It’s had a lot of use over the last two years and shows very little signs of wear. The area on top that pushes against the saddle has worn a bit, but that’s all. It’s held up very well, and I’m more than happy with it.
The Fuel Pod
Alpkit do a few different sizes of fuel pod, designed to sit on the top tube, behind the stem. I got the medium size (6cm wide, 21cm long, 11cm high), this was before they added the cable port as a standard feature.
On the road bike I had a problem with my knees hitting the bag when I was climbing out of the saddle, and as I tried to compensate for it I hurt my knees. Instead, I switched it to sit up against my seatpost. My thighs brushed it as I rode, but not enough to cause any problems or irritation. On the mountain bike it sits nicely behind the stem and I don’t have any problems when climbing.
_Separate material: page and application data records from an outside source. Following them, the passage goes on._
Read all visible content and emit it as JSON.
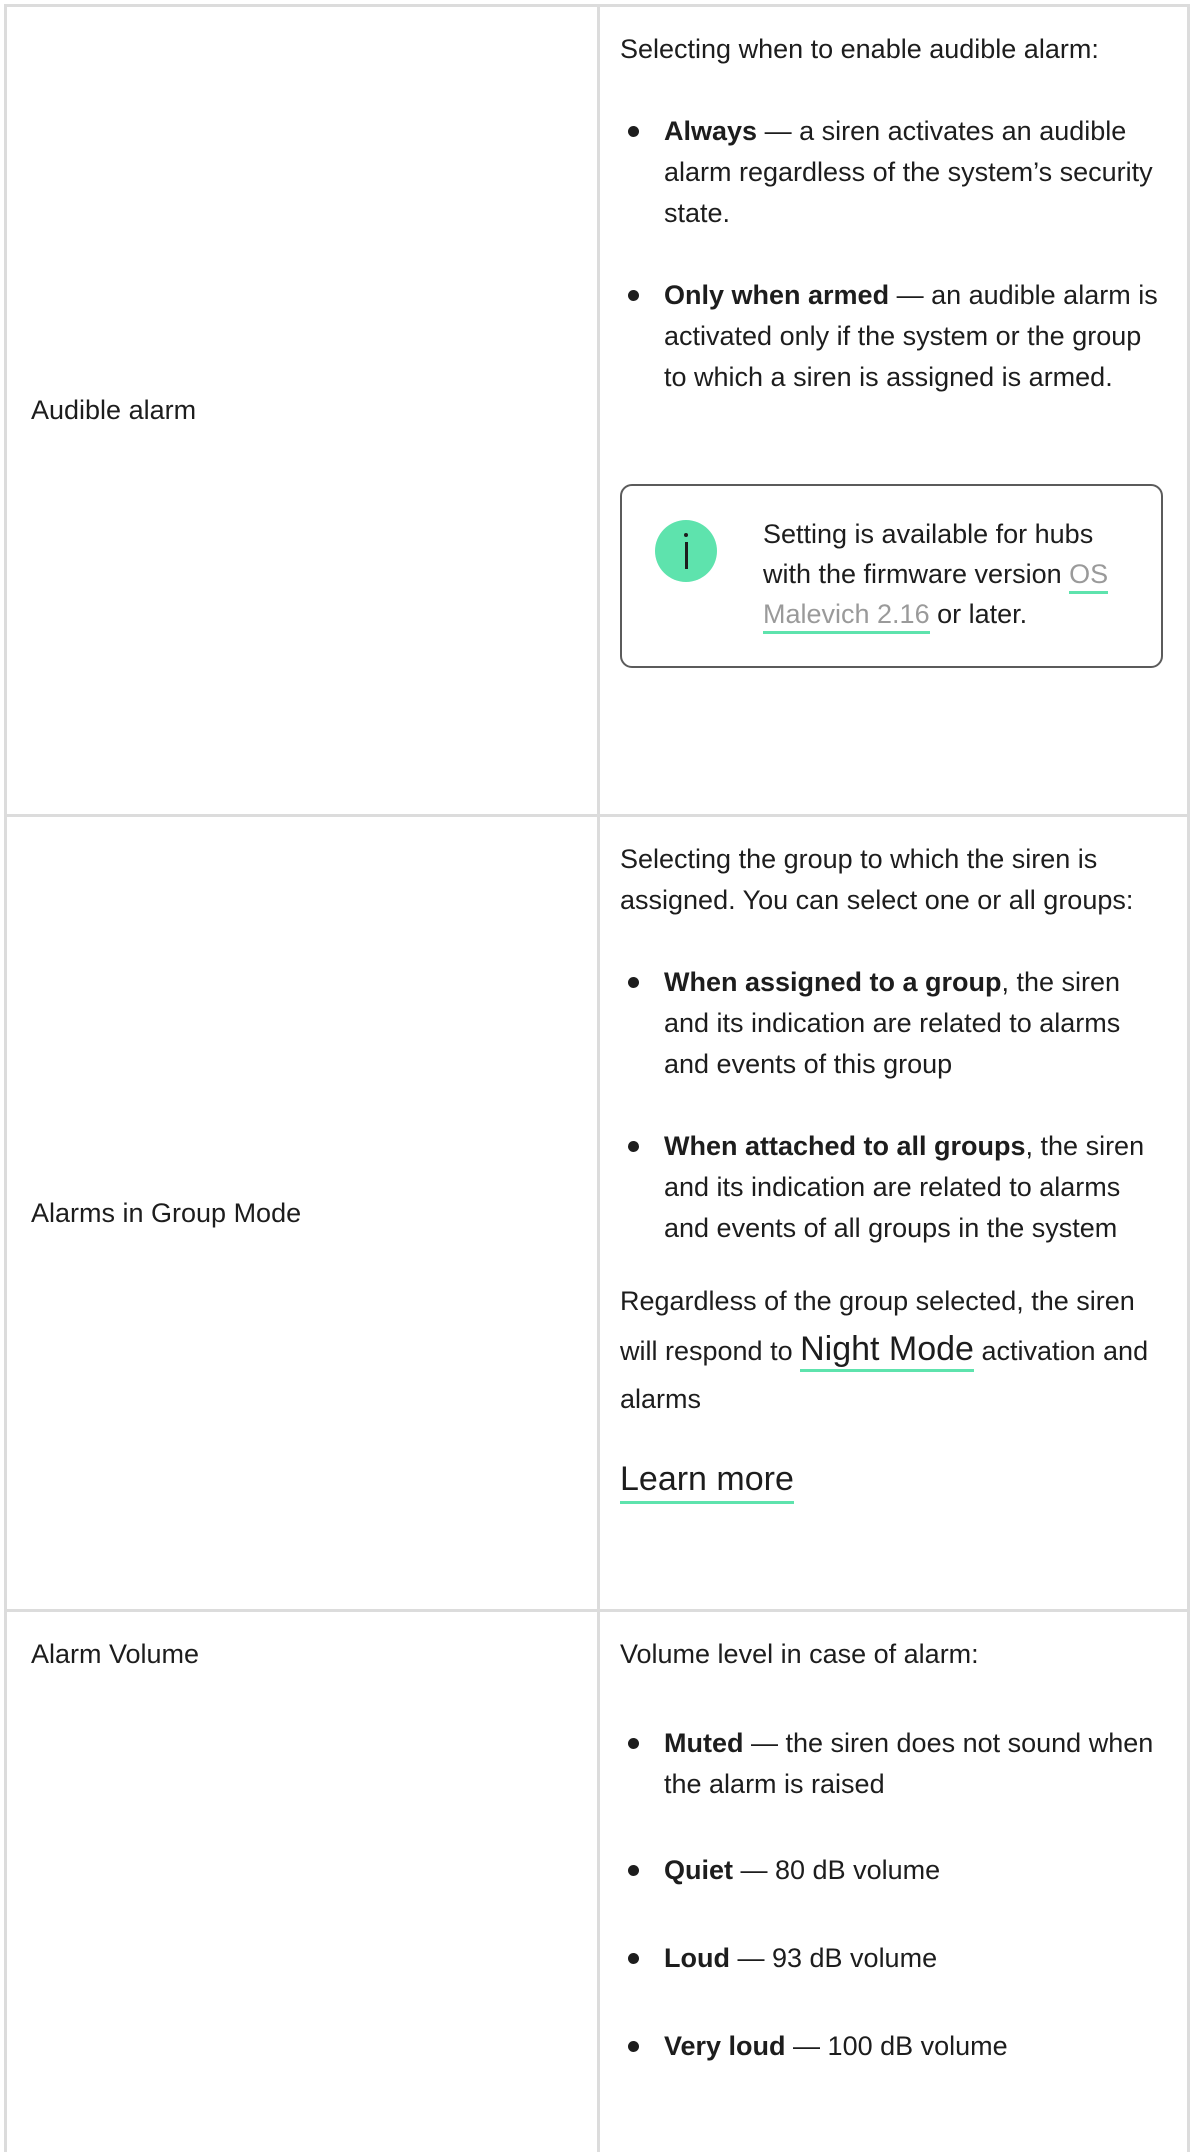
{
  "rows": [
    {
      "label": "Audible alarm",
      "intro": "Selecting when to enable audible alarm:",
      "items": [
        {
          "term": "Always",
          "text": " — a siren activates an audible alarm regardless of the system’s security state."
        },
        {
          "term": "Only when armed",
          "text": " — an audible alarm is activated only if the system or the group to which a siren is assigned is armed."
        }
      ],
      "info": {
        "text_before": "Setting is available for hubs with the firmware version ",
        "link": "OS Malevich 2.16",
        "text_after": " or later."
      }
    },
    {
      "label": "Alarms in Group Mode",
      "intro": "Selecting the group to which the siren is assigned. You can select one or all groups:",
      "items": [
        {
          "term": "When assigned to a group",
          "text": ", the siren and its indication are related to alarms and events of this group"
        },
        {
          "term": "When attached to all groups",
          "text": ", the siren and its indication are related to alarms and events of all groups in the system"
        }
      ],
      "note_before": "Regardless of the group selected, the siren will respond to ",
      "note_link": "Night Mode",
      "note_after": " activation and alarms",
      "learn_more": "Learn more"
    },
    {
      "label": "Alarm Volume",
      "intro": "Volume level in case of alarm:",
      "items": [
        {
          "term": "Muted",
          "text": " — the siren does not sound when the alarm is raised"
        },
        {
          "term": "Quiet",
          "text": " — 80 dB volume"
        },
        {
          "term": "Loud",
          "text": " — 93 dB volume"
        },
        {
          "term": "Very loud",
          "text": " — 100 dB volume"
        }
      ]
    }
  ],
  "colors": {
    "accent": "#5ee3ad",
    "border": "#dcdcdc",
    "text": "#1d1d1d",
    "link_grey": "#9a9a9a"
  }
}
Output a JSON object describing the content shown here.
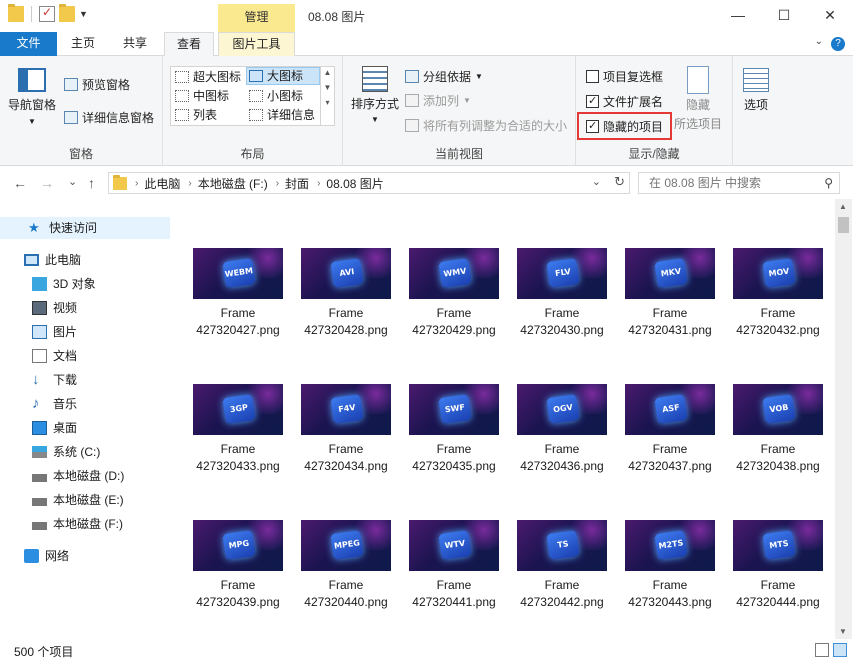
{
  "window": {
    "context_tab": "管理",
    "title": "08.08 图片",
    "minimize": "—",
    "maximize": "☐",
    "close": "✕"
  },
  "tabs": {
    "file": "文件",
    "home": "主页",
    "share": "共享",
    "view": "查看",
    "picture_tools": "图片工具"
  },
  "ribbon": {
    "panes": {
      "nav_pane": "导航窗格",
      "preview_pane": "预览窗格",
      "details_pane": "详细信息窗格",
      "label": "窗格"
    },
    "layout": {
      "extra_large": "超大图标",
      "large": "大图标",
      "medium": "中图标",
      "small": "小图标",
      "list": "列表",
      "details": "详细信息",
      "label": "布局"
    },
    "current_view": {
      "sort_by": "排序方式",
      "group_by": "分组依据",
      "add_columns": "添加列",
      "size_columns": "将所有列调整为合适的大小",
      "label": "当前视图"
    },
    "show_hide": {
      "item_checkboxes": "项目复选框",
      "file_extensions": "文件扩展名",
      "hidden_items": "隐藏的项目",
      "hide_selected_1": "隐藏",
      "hide_selected_2": "所选项目",
      "label": "显示/隐藏",
      "checkbox_states": {
        "item_checkboxes": false,
        "file_extensions": true,
        "hidden_items": true
      }
    },
    "options": "选项"
  },
  "address": {
    "back": "←",
    "forward": "→",
    "recent": "⌄",
    "up": "↑",
    "crumbs": [
      "此电脑",
      "本地磁盘 (F:)",
      "封面",
      "08.08 图片"
    ],
    "search_placeholder": "在 08.08 图片 中搜索"
  },
  "sidebar": {
    "quick_access": "快速访问",
    "this_pc": "此电脑",
    "items": [
      "3D 对象",
      "视频",
      "图片",
      "文档",
      "下载",
      "音乐",
      "桌面",
      "系统 (C:)",
      "本地磁盘 (D:)",
      "本地磁盘 (E:)",
      "本地磁盘 (F:)"
    ],
    "network": "网络"
  },
  "files": [
    {
      "badge": "WEBM",
      "line1": "Frame",
      "line2": "427320427.png"
    },
    {
      "badge": "AVI",
      "line1": "Frame",
      "line2": "427320428.png"
    },
    {
      "badge": "WMV",
      "line1": "Frame",
      "line2": "427320429.png"
    },
    {
      "badge": "FLV",
      "line1": "Frame",
      "line2": "427320430.png"
    },
    {
      "badge": "MKV",
      "line1": "Frame",
      "line2": "427320431.png"
    },
    {
      "badge": "MOV",
      "line1": "Frame",
      "line2": "427320432.png"
    },
    {
      "badge": "3GP",
      "line1": "Frame",
      "line2": "427320433.png"
    },
    {
      "badge": "F4V",
      "line1": "Frame",
      "line2": "427320434.png"
    },
    {
      "badge": "SWF",
      "line1": "Frame",
      "line2": "427320435.png"
    },
    {
      "badge": "OGV",
      "line1": "Frame",
      "line2": "427320436.png"
    },
    {
      "badge": "ASF",
      "line1": "Frame",
      "line2": "427320437.png"
    },
    {
      "badge": "VOB",
      "line1": "Frame",
      "line2": "427320438.png"
    },
    {
      "badge": "MPG",
      "line1": "Frame",
      "line2": "427320439.png"
    },
    {
      "badge": "MPEG",
      "line1": "Frame",
      "line2": "427320440.png"
    },
    {
      "badge": "WTV",
      "line1": "Frame",
      "line2": "427320441.png"
    },
    {
      "badge": "TS",
      "line1": "Frame",
      "line2": "427320442.png"
    },
    {
      "badge": "M2TS",
      "line1": "Frame",
      "line2": "427320443.png"
    },
    {
      "badge": "MTS",
      "line1": "Frame",
      "line2": "427320444.png"
    }
  ],
  "status": {
    "count": "500 个项目"
  },
  "colors": {
    "accent": "#1979ca",
    "highlight_border": "#e53935",
    "context_tab": "#fbe98f"
  }
}
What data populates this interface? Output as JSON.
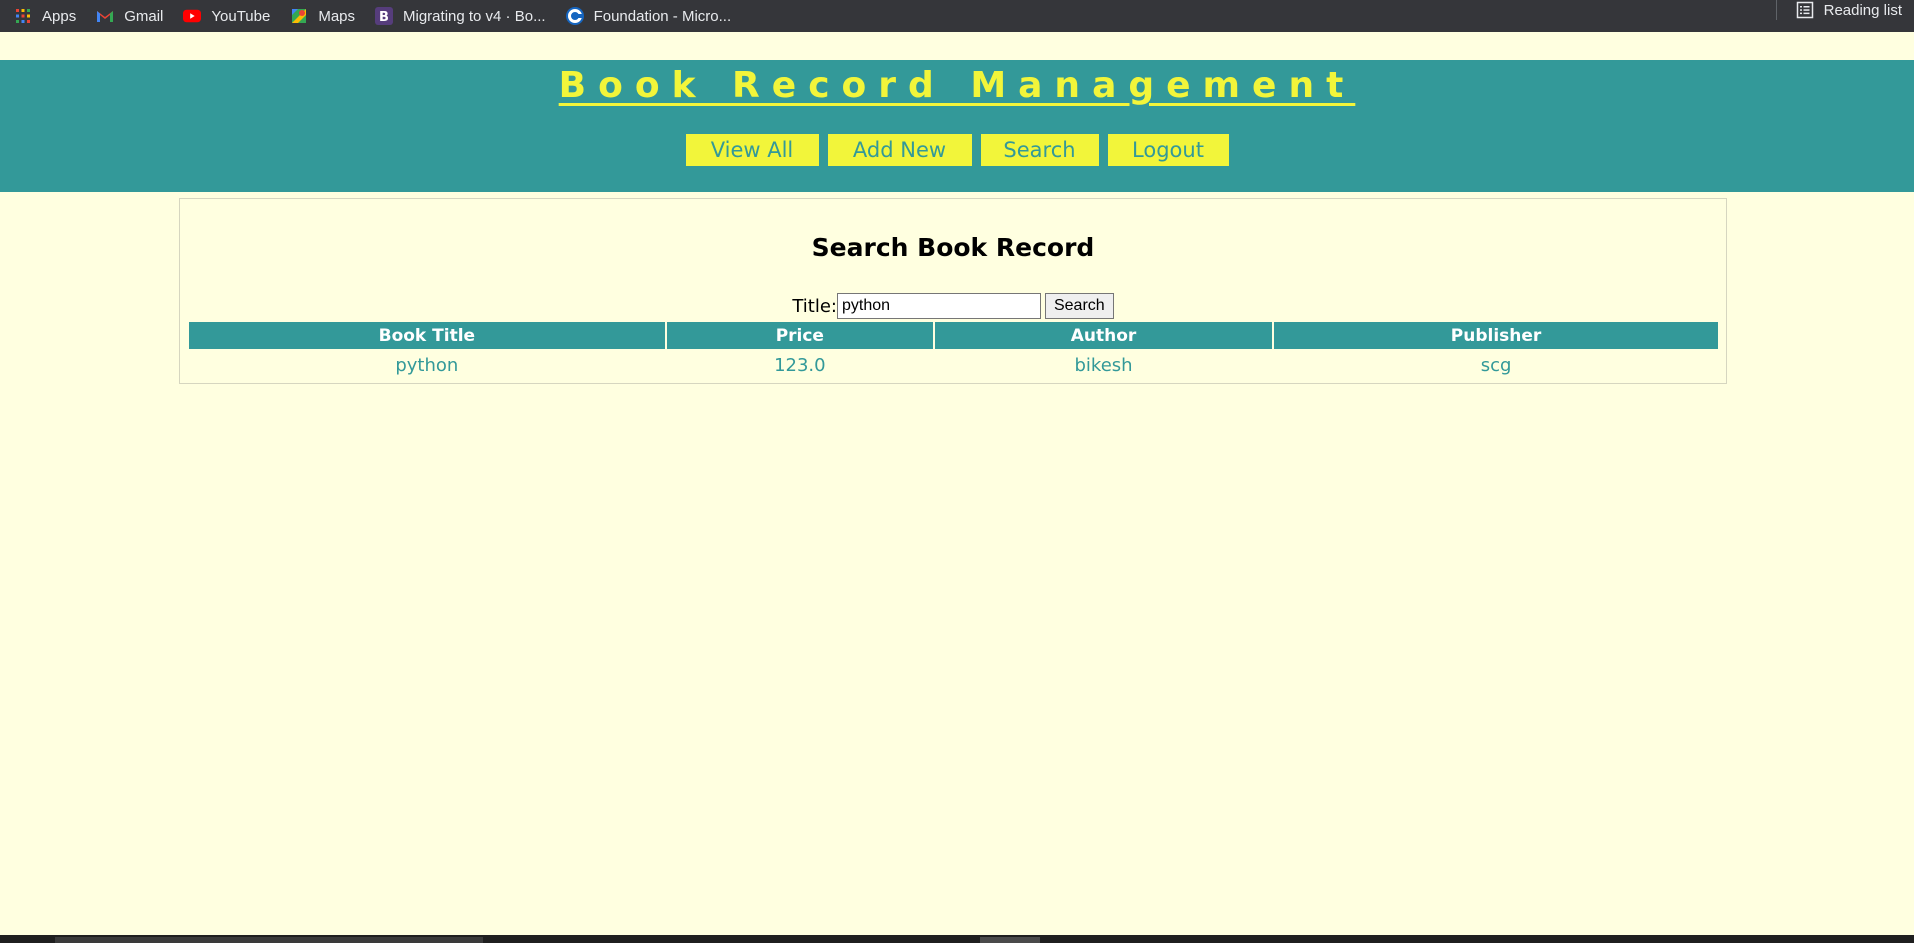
{
  "bookmarks": [
    {
      "label": "Apps",
      "icon": "apps-grid-icon"
    },
    {
      "label": "Gmail",
      "icon": "gmail-icon"
    },
    {
      "label": "YouTube",
      "icon": "youtube-icon"
    },
    {
      "label": "Maps",
      "icon": "maps-icon"
    },
    {
      "label": "Migrating to v4 · Bo...",
      "icon": "bootstrap-icon"
    },
    {
      "label": "Foundation - Micro...",
      "icon": "foundation-icon"
    }
  ],
  "reading_list": "Reading list",
  "header": {
    "title": "Book Record Management",
    "nav": [
      "View All",
      "Add New",
      "Search",
      "Logout"
    ]
  },
  "main": {
    "heading": "Search Book Record",
    "search": {
      "label": "Title:",
      "value": "python",
      "button": "Search"
    },
    "table": {
      "columns": [
        "Book Title",
        "Price",
        "Author",
        "Publisher"
      ],
      "rows": [
        [
          "python",
          "123.0",
          "bikesh",
          "scg"
        ]
      ]
    }
  },
  "colors": {
    "accent": "#339999",
    "highlight": "#f2f53a",
    "background": "#ffffe0"
  }
}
It’s a great size for stuffing with food and anything else I might need easy access to when riding. Like the Koala, after a few years use it shows very little signs of wear (although it would probably benefit from a clean).
The Possum is Alpkit’s series of ready-made framebags, coming in three different sizes, I got the largest to make best use of the length available on the road bike (6cm wide, 51cm long, 13cm high). As with the Fuel Pod, I got this before the cable port was a standard feature.
The Possum is divided into two sections. The larger one on the non-drive-side runs the length and width of the bag and is a great place to stash slightly larger items that you might need quick access to. On the drive-side is a document pocket, a narrow pocket running the full length of the bag and (in the large size) comfortably holds passport, phone, etc.
The Stingray is a made-to-measure frame bag, with no end of choices about shapes, compartments, zips, colours, and widths. Rather than go through all the various options here it’s best to watch the video on their site.
I wanted to go for a Stingray for the mountain bike as the Scandal only has one set of bottle cage bosses, and I didn’t want to have a hydration pack on my back. A full frame back with a hydration bladder in the top and space at the bottom of other bits and pieces made more sense to me, and would be a better use of the space available. I should be able to fit a 3L bladder in the top with some careful packing, and still have space at the bottom for some spares.
After a bit of thought and measurement I decided to go for a 5cm wide bag, with a horizontal divider, a cable port, and a document pocket. I went for 5cm wide as I didn’t want to risk having the bag rubbing on my legs, particularly if I was packing it full and it bulged out a bit. With a full frame bag on a large frame, a horizontal divider would allow me to use the space properly and keep everything quite organised. It would also help keep the bag in shape. The document pocket was a no-brainer for me. As well as keeping some flatter things in the Possum’s document pocket, I also found that I used it as a bin for wrappers and packets as I cycled, so that I wasn’t fishing around in my jersey pockets or Fuel Pod looking for food among the rubbish.
After making a cardboard template I spent a bit of time with a ruler and pencil working out where best to put the horizontal divide. Writing all the necessary information on the template and sending it off to Alpkit. A week later I was greeted by a box containing my Stingray. Incredibly quick service.
As you would expect for a custom made bag, it fits perfectly. I loaded up the bladder and tried that in the top compartment, another great fit. In the bottom I’ve currently got two inner tubes, a pump, a multi-tool, a puncture repair kit, and a rain jacket.
I’ve had this on the mountain bike for nearly a month and I barely notice it. It holds everything I need (and more) and simply does the job. I couldn’t ask for any more than that.